Problems creep up in HR every day – probably more than you’d like. And you might be tempted to jump in and solve problems immediately.
But slow down, hero! There could be a more effective way to tackle HR and organizational problems.
“This forceful approach to problem-solving will at times be like cracking eggs with a hammer,” says Ed Batista, an executive coach. “Something gets accomplished, but a mess is made in the process.”
Instead, Batista suggests you consider these six questions first:
1. Is there a problem?
Many so-called problems are situations that can be untangled by the alarmists who bring them to management. Some “problems” are the product of misconstrued perceptions – and require nothing more than a change of attitude.
Whether a problem is reported, someone you support brings it to your attention or you feel you have one, consider the consequences of not doing anything.
The good news: If there are no consequences, it’s not a problem to be solved.
2. What is the problem?
The stated problem may not be the actual problem. So you want to sort out the real issue before you try to solve problems that might not be at the root.
When an employee or boss brings a genuine problem to you, gather more facts.
There’s a danger that anyone involved in a problem – from front-line employees to the CEO – will be “confidently wrong,” says Batista. Here’s why: They’ve had experience with the problem or they’ve been working with it for a while, so they believe in what they know.
But there’s often other critical information – differing views, background, data, previously tried solutions – that can help everyone determine the real problem.
So talk to more people and look at documented facts to find what you don’t know about the problem.
3. What might be the solution?
Because good and confident leaders like you can often diagnose problems quickly through observation and fact-gathering, they sometimes use those skills to solve problems quickly.
That can lead to stress and picking a fast and seemingly obvious solution that’s not right.

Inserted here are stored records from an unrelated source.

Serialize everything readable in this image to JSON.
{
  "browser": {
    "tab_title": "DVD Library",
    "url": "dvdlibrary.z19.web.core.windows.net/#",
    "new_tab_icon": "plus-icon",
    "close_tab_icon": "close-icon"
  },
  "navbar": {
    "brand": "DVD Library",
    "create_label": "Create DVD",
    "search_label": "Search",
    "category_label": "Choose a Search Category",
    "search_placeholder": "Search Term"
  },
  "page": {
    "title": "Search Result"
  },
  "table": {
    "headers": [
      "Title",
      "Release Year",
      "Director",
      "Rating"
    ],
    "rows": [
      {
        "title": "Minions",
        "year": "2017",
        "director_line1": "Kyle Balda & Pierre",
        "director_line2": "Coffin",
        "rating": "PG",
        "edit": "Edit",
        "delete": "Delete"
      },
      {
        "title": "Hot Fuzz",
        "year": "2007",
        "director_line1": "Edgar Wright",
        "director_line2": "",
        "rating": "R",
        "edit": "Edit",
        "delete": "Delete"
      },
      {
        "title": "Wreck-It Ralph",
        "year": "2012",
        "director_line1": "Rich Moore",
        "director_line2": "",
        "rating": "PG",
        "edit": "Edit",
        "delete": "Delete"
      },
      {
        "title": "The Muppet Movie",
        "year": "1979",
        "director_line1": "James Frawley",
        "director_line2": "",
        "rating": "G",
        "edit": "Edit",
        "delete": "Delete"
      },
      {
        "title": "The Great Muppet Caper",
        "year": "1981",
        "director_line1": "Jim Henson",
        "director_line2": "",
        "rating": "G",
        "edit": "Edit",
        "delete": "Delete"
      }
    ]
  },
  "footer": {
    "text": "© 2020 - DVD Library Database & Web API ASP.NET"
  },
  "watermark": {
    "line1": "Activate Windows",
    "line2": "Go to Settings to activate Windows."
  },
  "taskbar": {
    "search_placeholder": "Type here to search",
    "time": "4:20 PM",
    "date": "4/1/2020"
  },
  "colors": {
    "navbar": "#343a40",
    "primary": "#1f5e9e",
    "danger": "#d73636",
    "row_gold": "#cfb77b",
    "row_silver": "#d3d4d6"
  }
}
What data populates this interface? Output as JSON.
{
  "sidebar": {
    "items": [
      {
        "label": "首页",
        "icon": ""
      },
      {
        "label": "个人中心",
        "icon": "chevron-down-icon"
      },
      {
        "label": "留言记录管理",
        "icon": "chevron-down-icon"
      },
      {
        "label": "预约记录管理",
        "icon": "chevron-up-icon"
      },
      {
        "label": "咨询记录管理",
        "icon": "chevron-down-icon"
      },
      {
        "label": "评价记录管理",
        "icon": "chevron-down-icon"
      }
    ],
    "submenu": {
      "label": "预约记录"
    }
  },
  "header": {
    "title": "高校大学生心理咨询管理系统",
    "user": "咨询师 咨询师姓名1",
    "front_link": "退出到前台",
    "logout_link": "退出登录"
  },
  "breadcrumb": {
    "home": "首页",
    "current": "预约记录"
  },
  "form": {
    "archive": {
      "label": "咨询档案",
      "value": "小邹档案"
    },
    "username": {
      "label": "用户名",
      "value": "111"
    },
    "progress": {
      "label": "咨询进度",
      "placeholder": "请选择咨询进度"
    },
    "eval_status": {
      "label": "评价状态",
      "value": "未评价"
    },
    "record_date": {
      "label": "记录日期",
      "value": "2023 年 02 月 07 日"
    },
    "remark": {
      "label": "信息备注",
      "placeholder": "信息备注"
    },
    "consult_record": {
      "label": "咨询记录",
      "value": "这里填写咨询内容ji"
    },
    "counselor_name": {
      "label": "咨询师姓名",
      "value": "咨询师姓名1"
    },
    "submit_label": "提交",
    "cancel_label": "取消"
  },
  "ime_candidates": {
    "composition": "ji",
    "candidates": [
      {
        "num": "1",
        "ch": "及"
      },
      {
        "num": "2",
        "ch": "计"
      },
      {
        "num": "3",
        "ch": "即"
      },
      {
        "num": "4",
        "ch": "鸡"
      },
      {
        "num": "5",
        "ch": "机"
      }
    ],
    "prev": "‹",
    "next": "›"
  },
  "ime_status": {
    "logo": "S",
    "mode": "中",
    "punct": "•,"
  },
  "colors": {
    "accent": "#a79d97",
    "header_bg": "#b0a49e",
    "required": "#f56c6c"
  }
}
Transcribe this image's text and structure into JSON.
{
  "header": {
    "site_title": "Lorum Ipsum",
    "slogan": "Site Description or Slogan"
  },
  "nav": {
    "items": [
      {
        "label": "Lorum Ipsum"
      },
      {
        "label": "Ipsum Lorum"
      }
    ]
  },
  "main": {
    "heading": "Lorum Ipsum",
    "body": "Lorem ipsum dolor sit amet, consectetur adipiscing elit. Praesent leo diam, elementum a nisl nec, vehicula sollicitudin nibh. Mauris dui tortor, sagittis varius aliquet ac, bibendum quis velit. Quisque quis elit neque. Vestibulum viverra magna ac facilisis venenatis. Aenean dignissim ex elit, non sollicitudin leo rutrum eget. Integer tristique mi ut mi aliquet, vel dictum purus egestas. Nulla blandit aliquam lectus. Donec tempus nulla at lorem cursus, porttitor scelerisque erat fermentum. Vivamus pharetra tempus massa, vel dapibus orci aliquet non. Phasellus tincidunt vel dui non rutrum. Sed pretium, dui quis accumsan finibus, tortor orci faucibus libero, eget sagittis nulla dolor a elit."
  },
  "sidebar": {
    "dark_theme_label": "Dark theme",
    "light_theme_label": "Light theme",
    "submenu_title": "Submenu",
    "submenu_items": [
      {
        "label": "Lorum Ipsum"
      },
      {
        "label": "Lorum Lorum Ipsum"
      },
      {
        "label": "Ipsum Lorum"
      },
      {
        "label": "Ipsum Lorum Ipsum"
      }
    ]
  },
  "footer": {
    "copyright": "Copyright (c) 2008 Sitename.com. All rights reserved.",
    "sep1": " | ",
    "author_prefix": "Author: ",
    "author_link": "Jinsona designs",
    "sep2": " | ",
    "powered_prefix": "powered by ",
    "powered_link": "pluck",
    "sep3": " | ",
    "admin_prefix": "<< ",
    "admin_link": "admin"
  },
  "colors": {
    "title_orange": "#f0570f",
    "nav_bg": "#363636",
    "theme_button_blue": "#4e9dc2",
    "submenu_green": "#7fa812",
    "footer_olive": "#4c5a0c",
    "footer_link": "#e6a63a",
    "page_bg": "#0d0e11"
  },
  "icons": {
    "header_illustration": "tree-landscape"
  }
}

Instead, Batista suggests slowing down to make a stress assessment. If it’s high, stop thinking about the issue. When stress levels are low, everyone is more equipped to think expansively and with intuition.
Also, if you can stay calm and consider options, everyone involved in the problem will likely ease up, too. That provides the ideal atmosphere to solve problems.
4. How do we add to the problem?
In haste to solve problems, people sometimes miss how their behavior contributes even more to the issue.
The truth is, good intentions don’t translate into positive results. That’s why you want to assess how the actions of everyone involved in solving the problem affect the outcome. For instance, if one key person is a procrastinator, you might want to remove him from problem-solving urgent issues. Or if another person is an alarmist, you’ll want to limit her involvement early in the issue.
Also ask for feedback, letting everyone know it’s OK to point out what you might be doing to make the situation worse.
5. Who owns the decision?
Even if employees asked for help, or you identified your problem, you might not be the ideal person to search for solutions or solve problems.
In fact, you might be the bottleneck: If people have to wait for you to pick a solution, it might make the problem worse.
Identify when you need to decide, consult or delegate. You might even ask other leaders to do the same so they don’t become bottlenecks when they just need to delegate.
6. How ready are we to change?
Most solutions require a change, which creates another step when you solve problems: getting others to accept the change.
Big problems with major consequences need solutions implemented immediately, so most people will need to change quickly. Keep them updated to avoid pushback.
For less-pressing changes, set the stage with plenty of communication, time frames and potential setbacks.